• WHAT YOU ARE ASKED TO DO: Show the lines below where "hàng" occurs.

(Stored records)

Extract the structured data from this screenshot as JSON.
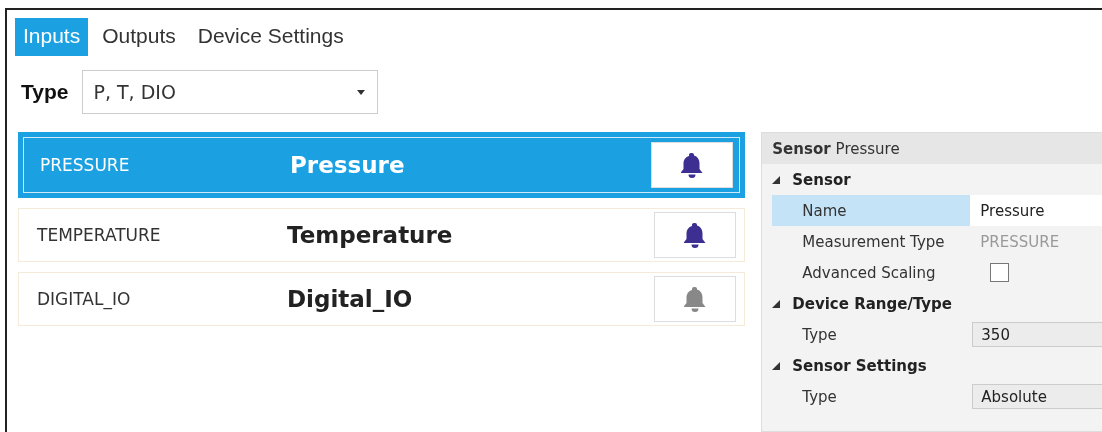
{
  "tabs": [
    {
      "label": "Inputs",
      "selected": true
    },
    {
      "label": "Outputs",
      "selected": false
    },
    {
      "label": "Device Settings",
      "selected": false
    }
  ],
  "type_filter": {
    "label": "Type",
    "value": "P, T, DIO"
  },
  "sensors": [
    {
      "id": "PRESSURE",
      "name": "Pressure",
      "selected": true,
      "alarm_enabled": true
    },
    {
      "id": "TEMPERATURE",
      "name": "Temperature",
      "selected": false,
      "alarm_enabled": true
    },
    {
      "id": "DIGITAL_IO",
      "name": "Digital_IO",
      "selected": false,
      "alarm_enabled": false
    }
  ],
  "properties": {
    "header_label": "Sensor",
    "header_value": "Pressure",
    "categories": [
      {
        "title": "Sensor",
        "expanded": true,
        "rows": [
          {
            "kind": "text",
            "label": "Name",
            "value": "Pressure",
            "selected": true
          },
          {
            "kind": "readonly",
            "label": "Measurement Type",
            "value": "PRESSURE",
            "selected": false
          },
          {
            "kind": "checkbox",
            "label": "Advanced Scaling",
            "checked": false,
            "selected": false
          }
        ]
      },
      {
        "title": "Device Range/Type",
        "expanded": true,
        "rows": [
          {
            "kind": "field",
            "label": "Type",
            "value": "350",
            "selected": false
          }
        ]
      },
      {
        "title": "Sensor Settings",
        "expanded": true,
        "rows": [
          {
            "kind": "field",
            "label": "Type",
            "value": "Absolute",
            "selected": false
          }
        ]
      }
    ]
  }
}
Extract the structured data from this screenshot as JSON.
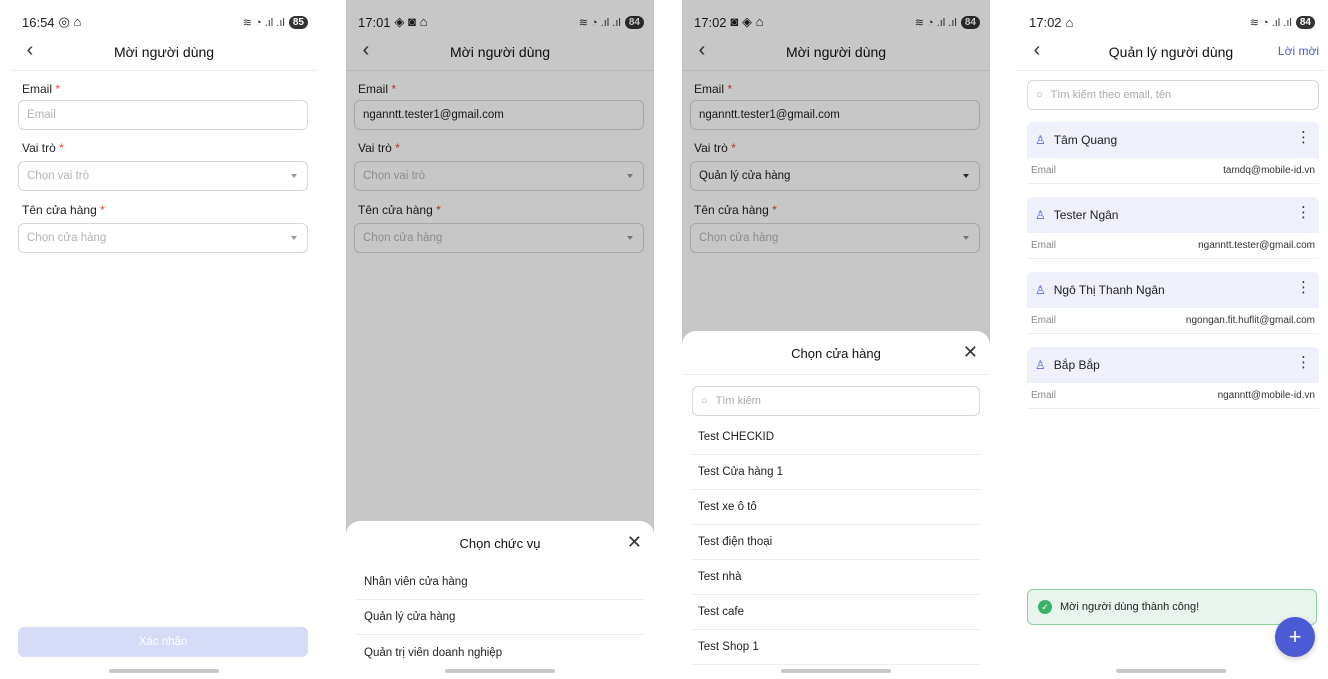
{
  "status_bars": [
    {
      "time": "16:54",
      "battery": "85"
    },
    {
      "time": "17:01",
      "battery": "84"
    },
    {
      "time": "17:02",
      "battery": "84"
    },
    {
      "time": "17:02",
      "battery": "84"
    }
  ],
  "invite_form": {
    "title": "Mời người dùng",
    "email_label": "Email",
    "required_mark": "*",
    "email_placeholder": "Email",
    "role_label": "Vai trò",
    "role_placeholder": "Chọn vai trò",
    "store_label": "Tên cửa hàng",
    "store_placeholder": "Chọn cửa hàng",
    "confirm_button": "Xác nhận"
  },
  "screen2": {
    "email_value": "nganntt.tester1@gmail.com",
    "sheet_title": "Chọn chức vụ",
    "options": [
      "Nhân viên cửa hàng",
      "Quản lý cửa hàng",
      "Quản trị viên doanh nghiệp"
    ]
  },
  "screen3": {
    "email_value": "nganntt.tester1@gmail.com",
    "role_value": "Quản lý cửa hàng",
    "sheet_title": "Chọn cửa hàng",
    "search_placeholder": "Tìm kiếm",
    "stores": [
      "Test CHECKID",
      "Test Cửa hàng 1",
      "Test  xe ô tô",
      "Test điện thoại",
      "Test nhà",
      "Test cafe",
      "Test Shop 1"
    ]
  },
  "user_mgmt": {
    "title": "Quản lý người dùng",
    "header_action": "Lời mời",
    "search_placeholder": "Tìm kiếm theo email, tên",
    "email_key": "Email",
    "users": [
      {
        "name": "Tâm Quang",
        "email": "tamdq@mobile-id.vn"
      },
      {
        "name": "Tester Ngân",
        "email": "nganntt.tester@gmail.com"
      },
      {
        "name": "Ngô Thị Thanh Ngân",
        "email": "ngongan.fit.huflit@gmail.com"
      },
      {
        "name": "Bắp Bắp",
        "email": "nganntt@mobile-id.vn"
      }
    ],
    "toast": "Mời người dùng thành công!",
    "fab": "+"
  },
  "colors": {
    "accent": "#4a5bd4",
    "required": "#e0453a",
    "success": "#3bb16a",
    "card_bg": "#eef0fb"
  },
  "icons": [
    "back-icon",
    "close-icon",
    "search-icon",
    "user-icon",
    "more-vertical-icon",
    "check-circle-icon",
    "plus-icon",
    "dropdown-caret-icon"
  ]
}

• RESPONSE:
    "store_label": "Tên cửa hàng",
    "store_placeholder": "Chọn cửa hàng",
      "Nhân viên cửa hàng",
      "Quản lý cửa hàng",
    "role_value": "Quản lý cửa hàng",
    "sheet_title": "Chọn cửa hàng",
      "Test Cửa hàng 1",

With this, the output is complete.